The most impressive structure in New Birmingham was the Southern Hotel. It housed such distinguished guests as Texas Governor James Hogg, railroad magnate Jay Gould, and former President Grover Cleveland.
According to the legend, Gen. W. H. Hammon and his wife Ella lived in the Southern Hotel. Ella had bright red hair and was considered the most beautiful woman in the town. In 1890, grocer S. T. Cooney and his wife, who was also very beautiful, moved to the town. Mrs. Hammon supposedly became incredibly jealous and she and her husband began spreading rumors around the town about Mrs. Cooney’s conduct. S. T. Cooney filed a slander suit against Gen. Hammon, but instead of waiting for the court to handle the conflict, he took matters into his own hands and shot Hammon to death in the middle of the street on July 14, 1890. Mrs. Hammon witnessed her husband’s death and called on the townspeople to lynch Cooney, but public sentiment about the incident was divided. After unsuccessfully attempting to convince the defense attorney to drop Cooney as a client, she ran through the streets of New Birmingham with her red hair flowing and cursed the town, calling on God to “leave no stick or stone standing in this mushroom town.”
This photo shows a single brick wall from the high school, the only structure remaining from the town of New Birmingham. The rest of the site has been overgrown by the surrounding East Texas forest.
Although the dramatic details of the legend cannot be proven, the slander suit and murder were reported in several Texas newspapers. The Galveston Daily News closely followed the trial and Cooney was found guilty of manslaughter and sentenced to two years in the state penitentiary on July 11, 1891. When the furnace exploded and the financial crisis hit New Birmingham in 1893, many townspeople recalled the curse of Mrs. Hammon and believed it to be a bad omen. Unlike other ghost towns in Texas, nothing remains to mark the place where this magnificent boomtown once stood. Most of the bricks from the businesses and homes were carted away during World War I or used to erect structures in the nearby town of Rusk. In a sense, Mrs. Hammon’s curse came true after all.

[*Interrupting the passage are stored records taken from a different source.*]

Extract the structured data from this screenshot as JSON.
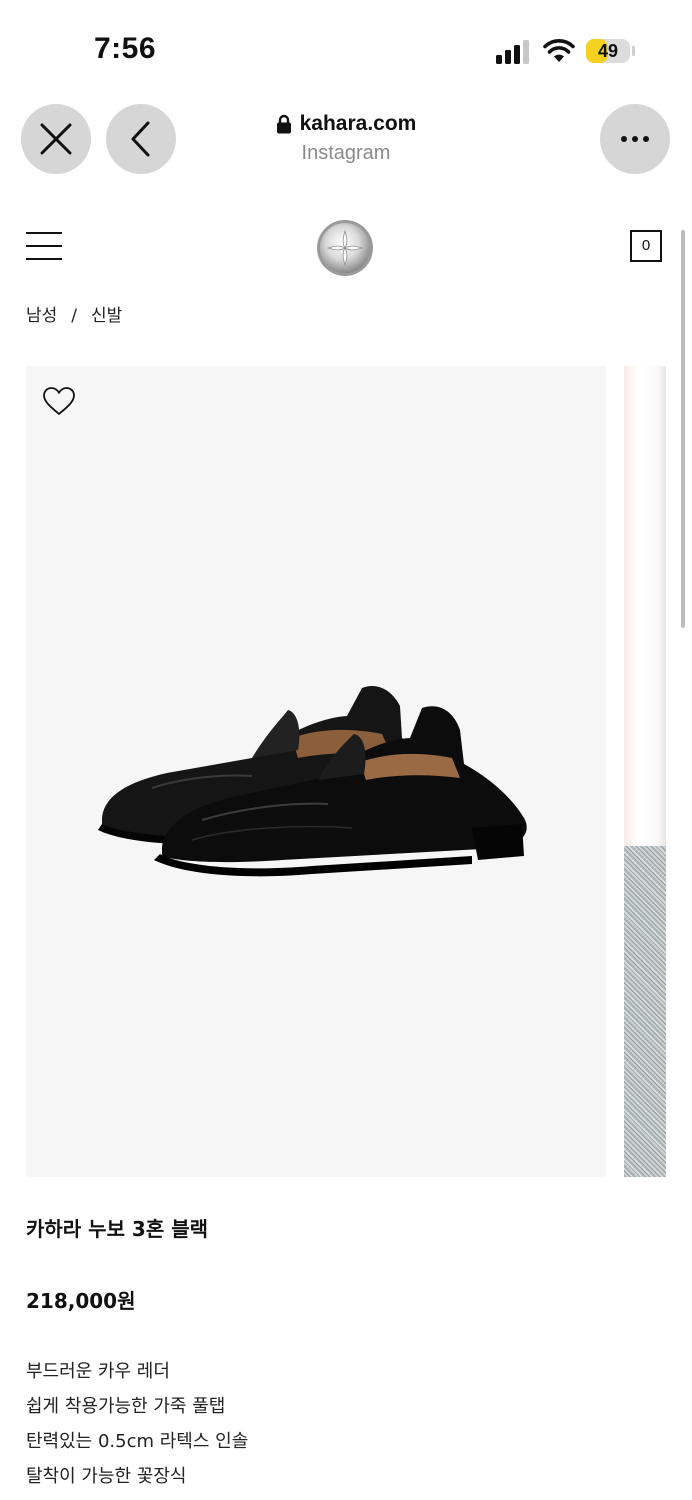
{
  "status_bar": {
    "time": "7:56",
    "battery_percent": "49",
    "battery_level": 0.49,
    "icons": [
      "cellular-signal-icon",
      "wifi-icon",
      "battery-icon"
    ]
  },
  "browser": {
    "domain": "kahara.com",
    "source": "Instagram",
    "icons": [
      "close-icon",
      "back-chevron-icon",
      "lock-icon",
      "more-icon"
    ]
  },
  "site_header": {
    "cart_count": "0",
    "icons": [
      "hamburger-menu-icon",
      "brand-logo",
      "cart-icon"
    ]
  },
  "breadcrumb": {
    "items": [
      "남성",
      "신발"
    ],
    "separator": "/"
  },
  "product": {
    "title": "카하라 누보 3혼 블랙",
    "price": "218,000원",
    "features": [
      "부드러운 카우 레더",
      "쉽게 착용가능한 가죽 풀탭",
      "탄력있는 0.5cm 라텍스 인솔",
      "탈착이 가능한 꽃장식"
    ]
  },
  "colors": {
    "battery_fill": "#f4d21f",
    "button_bg": "#d6d6d6",
    "image_bg": "#f6f6f6"
  }
}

“Gen. Hammon Killed.” Dallas Morning News. July 15, 1890. America’s Historical Newspapers, Readex. accessed June 14, 2017.

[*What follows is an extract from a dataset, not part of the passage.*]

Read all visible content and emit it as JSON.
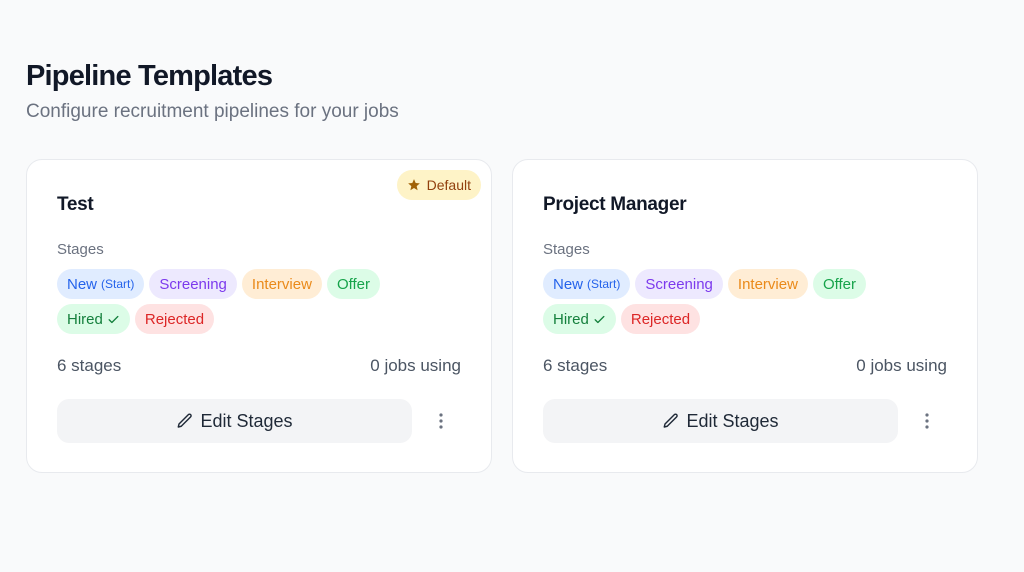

Long, Christopher. “New Birmingham, Texas” A New Handbook of Texas. Vol. 4. Austin, TX: Texas State Historical Association, 1996.
“Made It Manslaughter.” The Galveston Daily. July 11, 1891. Newspapers.com accessed June 14, 2017.
“New Birmingham.” Cherokee County History. John Allen Templeton, ed. Jacksonville, TX: Cherokee County Historical Commission, 1986.
New Birmingham Iron and Improvement Co. of Texas. New Birmingham, Cherokee County, Texas. Chicago: Rand, McNally, and Co., 1891.
New Birmingham, Texas. Chicago: Rand, McNally, and Co., 1891.
New Birmingham, Texas [Vertical File] The Texas Collection, Baylor University.
Roach, Hattie Joplin. A History of Cherokee County. Dallas, TX: Southwest Press, 1934.